In this case, the Chinese might reason that Brezhnev, having neutralized this Western “bulwark”, will turn back to the Chinese problem, and resume the aggressive course of 1968–69, in a vastly stronger military position.
Thus, Peking might see Vladivostok in this light, and therefore they are beginning a highly complicated and subtle maneuver to tie Brezhnev’s hand, and simultaneously force the US to draw closer to China.
In any case, whether tactical or strategic, the Chinese maneuver carries the message for us that the Sino-Soviet conflict is not a permanent state of affairs. Of course, decades of hostility, of which border problems may not be the most important cause, will not be resolved in the near term. And the Chinese analysis quoted above concludes that “of the two superpowers it is evident that the US poses the lesser threat to China.”
But the present state of Sino-Soviet tensions cannot be taken for granted—certainly not in the fluid period of post-Mao–Chou China, or in an international economic situation that causes most of the main actors to reexamine their interests and alignments.
Attached is a longer INR analysis.4
- Source: National Archives, RG 59, Lot File 91D414, Records of Henry Kissinger, 1973–77, Box 5, Nodis Memcons, 1974, Folder 6. Secret; Nodis. No drafting information appears on the memorandum; the attached paper (see footnote 4 below) was drafted by Galen W. Fox in INR/REA and Igor N. Belousovitch in INR/RES.↩
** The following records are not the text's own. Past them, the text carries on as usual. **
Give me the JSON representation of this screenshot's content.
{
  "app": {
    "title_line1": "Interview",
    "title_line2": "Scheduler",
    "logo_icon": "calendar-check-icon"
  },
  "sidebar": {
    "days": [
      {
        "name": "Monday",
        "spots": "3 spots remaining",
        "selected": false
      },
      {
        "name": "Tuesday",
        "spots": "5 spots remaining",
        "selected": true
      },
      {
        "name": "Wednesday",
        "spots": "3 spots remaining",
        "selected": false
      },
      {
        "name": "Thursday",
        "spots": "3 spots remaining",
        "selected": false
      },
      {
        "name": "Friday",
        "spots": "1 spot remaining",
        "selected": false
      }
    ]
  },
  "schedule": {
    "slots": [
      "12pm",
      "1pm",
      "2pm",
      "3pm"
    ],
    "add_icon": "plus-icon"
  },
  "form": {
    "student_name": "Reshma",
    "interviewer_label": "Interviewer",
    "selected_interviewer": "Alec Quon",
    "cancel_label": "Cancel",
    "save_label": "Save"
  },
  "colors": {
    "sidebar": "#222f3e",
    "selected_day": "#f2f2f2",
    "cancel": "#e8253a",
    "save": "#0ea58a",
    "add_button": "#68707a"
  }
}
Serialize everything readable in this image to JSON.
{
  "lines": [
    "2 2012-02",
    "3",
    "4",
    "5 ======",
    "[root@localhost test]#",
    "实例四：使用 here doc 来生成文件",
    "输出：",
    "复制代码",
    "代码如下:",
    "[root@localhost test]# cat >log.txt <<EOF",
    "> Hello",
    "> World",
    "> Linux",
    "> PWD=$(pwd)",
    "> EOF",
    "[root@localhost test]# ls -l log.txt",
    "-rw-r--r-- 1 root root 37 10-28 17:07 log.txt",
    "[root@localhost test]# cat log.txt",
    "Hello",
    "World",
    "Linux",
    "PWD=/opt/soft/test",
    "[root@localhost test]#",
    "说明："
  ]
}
- A National Intelligence Bulletin provided an initial assessment of this development in Sino-Soviet relations on November 8. (National Archives, RG 59, Lot File 77D112, Policy Planning Staff (S/P), Box 375, Director’s Files (Winston Lord), 1969–1977, China Sensitive Chron: Oct. 16–Dec. 31, 1974)↩
- Not further identified.↩
- Dated November 8; attached but not printed.↩